Tally the lines in the data below in which the word "entre" occurs, then give only the total.

(Provided material Opens)

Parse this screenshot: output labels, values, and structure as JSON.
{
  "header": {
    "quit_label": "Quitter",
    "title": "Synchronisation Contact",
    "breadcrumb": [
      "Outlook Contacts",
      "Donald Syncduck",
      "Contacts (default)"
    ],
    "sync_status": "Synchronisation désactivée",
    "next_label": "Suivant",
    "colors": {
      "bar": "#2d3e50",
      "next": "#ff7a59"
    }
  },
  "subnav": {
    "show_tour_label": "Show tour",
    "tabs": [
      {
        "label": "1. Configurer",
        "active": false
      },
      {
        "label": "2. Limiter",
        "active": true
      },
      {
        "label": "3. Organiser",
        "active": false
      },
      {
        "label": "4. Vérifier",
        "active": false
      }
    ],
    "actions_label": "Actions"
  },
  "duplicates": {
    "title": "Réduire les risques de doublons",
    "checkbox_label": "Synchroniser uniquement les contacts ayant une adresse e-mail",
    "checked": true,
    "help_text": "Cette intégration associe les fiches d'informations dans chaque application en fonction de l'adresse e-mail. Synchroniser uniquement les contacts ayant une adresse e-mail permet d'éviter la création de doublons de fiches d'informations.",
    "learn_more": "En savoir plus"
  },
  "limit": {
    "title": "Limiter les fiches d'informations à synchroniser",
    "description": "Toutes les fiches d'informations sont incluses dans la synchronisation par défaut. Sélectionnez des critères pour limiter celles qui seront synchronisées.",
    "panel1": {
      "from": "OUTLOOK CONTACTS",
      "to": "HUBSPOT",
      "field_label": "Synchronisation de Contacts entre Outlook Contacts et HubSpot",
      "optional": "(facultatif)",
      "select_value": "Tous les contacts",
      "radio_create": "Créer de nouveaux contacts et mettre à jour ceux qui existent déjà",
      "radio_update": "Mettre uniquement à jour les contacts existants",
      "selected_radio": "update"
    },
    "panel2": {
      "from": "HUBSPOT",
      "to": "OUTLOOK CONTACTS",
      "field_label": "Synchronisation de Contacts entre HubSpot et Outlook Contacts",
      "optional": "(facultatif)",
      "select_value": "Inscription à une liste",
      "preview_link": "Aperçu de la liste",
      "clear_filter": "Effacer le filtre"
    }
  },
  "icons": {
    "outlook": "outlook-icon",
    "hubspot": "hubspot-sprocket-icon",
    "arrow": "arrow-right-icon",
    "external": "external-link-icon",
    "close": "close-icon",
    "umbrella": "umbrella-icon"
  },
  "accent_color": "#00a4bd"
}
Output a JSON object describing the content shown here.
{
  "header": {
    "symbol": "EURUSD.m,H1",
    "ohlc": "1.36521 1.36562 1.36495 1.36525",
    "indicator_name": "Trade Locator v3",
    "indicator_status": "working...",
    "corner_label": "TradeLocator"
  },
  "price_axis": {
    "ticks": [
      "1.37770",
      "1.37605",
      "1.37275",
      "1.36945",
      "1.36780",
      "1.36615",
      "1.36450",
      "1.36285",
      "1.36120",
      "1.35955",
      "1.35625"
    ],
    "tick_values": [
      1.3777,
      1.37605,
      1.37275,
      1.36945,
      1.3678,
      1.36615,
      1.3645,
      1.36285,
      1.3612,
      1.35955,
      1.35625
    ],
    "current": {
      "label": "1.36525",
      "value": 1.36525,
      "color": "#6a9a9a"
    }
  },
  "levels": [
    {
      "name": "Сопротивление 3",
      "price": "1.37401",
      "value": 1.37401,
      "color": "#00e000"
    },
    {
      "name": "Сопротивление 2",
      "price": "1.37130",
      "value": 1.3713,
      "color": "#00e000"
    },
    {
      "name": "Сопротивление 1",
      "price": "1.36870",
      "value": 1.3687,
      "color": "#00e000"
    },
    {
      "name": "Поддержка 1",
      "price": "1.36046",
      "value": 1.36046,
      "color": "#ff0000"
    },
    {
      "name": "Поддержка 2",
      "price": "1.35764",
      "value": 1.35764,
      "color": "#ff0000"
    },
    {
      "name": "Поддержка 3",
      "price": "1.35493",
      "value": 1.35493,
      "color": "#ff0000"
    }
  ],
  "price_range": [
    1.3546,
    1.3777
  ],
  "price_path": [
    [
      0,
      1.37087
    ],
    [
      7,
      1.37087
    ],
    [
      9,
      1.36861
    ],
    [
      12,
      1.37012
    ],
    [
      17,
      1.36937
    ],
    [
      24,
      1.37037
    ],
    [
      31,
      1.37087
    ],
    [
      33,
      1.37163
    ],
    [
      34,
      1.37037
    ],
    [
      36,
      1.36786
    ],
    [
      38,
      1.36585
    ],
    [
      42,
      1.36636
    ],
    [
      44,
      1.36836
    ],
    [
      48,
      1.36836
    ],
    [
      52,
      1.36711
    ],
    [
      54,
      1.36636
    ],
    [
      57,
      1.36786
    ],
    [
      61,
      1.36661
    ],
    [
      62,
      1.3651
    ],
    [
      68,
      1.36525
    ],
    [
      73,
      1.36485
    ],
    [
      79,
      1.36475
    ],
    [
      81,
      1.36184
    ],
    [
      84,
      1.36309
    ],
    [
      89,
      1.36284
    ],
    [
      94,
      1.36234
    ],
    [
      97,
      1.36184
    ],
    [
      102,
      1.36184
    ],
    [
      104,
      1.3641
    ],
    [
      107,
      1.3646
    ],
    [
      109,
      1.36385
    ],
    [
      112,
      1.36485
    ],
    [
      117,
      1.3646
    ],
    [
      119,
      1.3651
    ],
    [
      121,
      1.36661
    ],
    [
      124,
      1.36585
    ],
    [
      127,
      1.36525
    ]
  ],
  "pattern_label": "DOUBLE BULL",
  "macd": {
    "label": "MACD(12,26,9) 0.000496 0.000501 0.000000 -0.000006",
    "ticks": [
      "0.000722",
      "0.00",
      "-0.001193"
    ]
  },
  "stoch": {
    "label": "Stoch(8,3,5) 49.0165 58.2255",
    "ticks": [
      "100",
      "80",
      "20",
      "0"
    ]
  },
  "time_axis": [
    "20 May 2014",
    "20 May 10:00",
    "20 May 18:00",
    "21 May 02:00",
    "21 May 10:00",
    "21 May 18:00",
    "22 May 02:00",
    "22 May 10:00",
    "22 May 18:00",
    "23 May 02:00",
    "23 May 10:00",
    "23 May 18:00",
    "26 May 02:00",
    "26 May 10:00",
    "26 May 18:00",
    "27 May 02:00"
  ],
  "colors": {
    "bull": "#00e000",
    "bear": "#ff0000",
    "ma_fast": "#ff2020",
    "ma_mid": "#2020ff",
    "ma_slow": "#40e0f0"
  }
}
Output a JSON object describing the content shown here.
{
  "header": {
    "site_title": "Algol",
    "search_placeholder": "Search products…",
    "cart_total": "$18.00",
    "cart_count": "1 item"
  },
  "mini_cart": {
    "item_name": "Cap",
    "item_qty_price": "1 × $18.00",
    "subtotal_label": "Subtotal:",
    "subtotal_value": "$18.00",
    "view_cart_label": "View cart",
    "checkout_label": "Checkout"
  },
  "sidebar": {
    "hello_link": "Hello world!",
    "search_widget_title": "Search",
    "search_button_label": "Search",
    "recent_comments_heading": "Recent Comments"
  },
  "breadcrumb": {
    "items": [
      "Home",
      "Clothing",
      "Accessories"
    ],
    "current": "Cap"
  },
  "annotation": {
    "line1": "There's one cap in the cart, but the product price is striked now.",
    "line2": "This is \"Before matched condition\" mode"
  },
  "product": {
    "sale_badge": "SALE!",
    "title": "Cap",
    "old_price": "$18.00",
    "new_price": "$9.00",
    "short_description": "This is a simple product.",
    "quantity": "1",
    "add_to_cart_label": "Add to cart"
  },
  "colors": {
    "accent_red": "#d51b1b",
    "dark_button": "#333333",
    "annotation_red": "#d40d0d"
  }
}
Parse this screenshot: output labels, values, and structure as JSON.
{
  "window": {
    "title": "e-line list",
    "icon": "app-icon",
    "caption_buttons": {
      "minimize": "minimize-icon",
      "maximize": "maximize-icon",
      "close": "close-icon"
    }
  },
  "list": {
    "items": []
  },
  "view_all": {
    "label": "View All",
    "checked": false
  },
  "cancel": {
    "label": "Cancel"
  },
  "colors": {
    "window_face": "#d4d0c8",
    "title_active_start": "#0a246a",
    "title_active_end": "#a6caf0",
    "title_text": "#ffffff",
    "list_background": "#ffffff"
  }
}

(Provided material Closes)

Reply: 2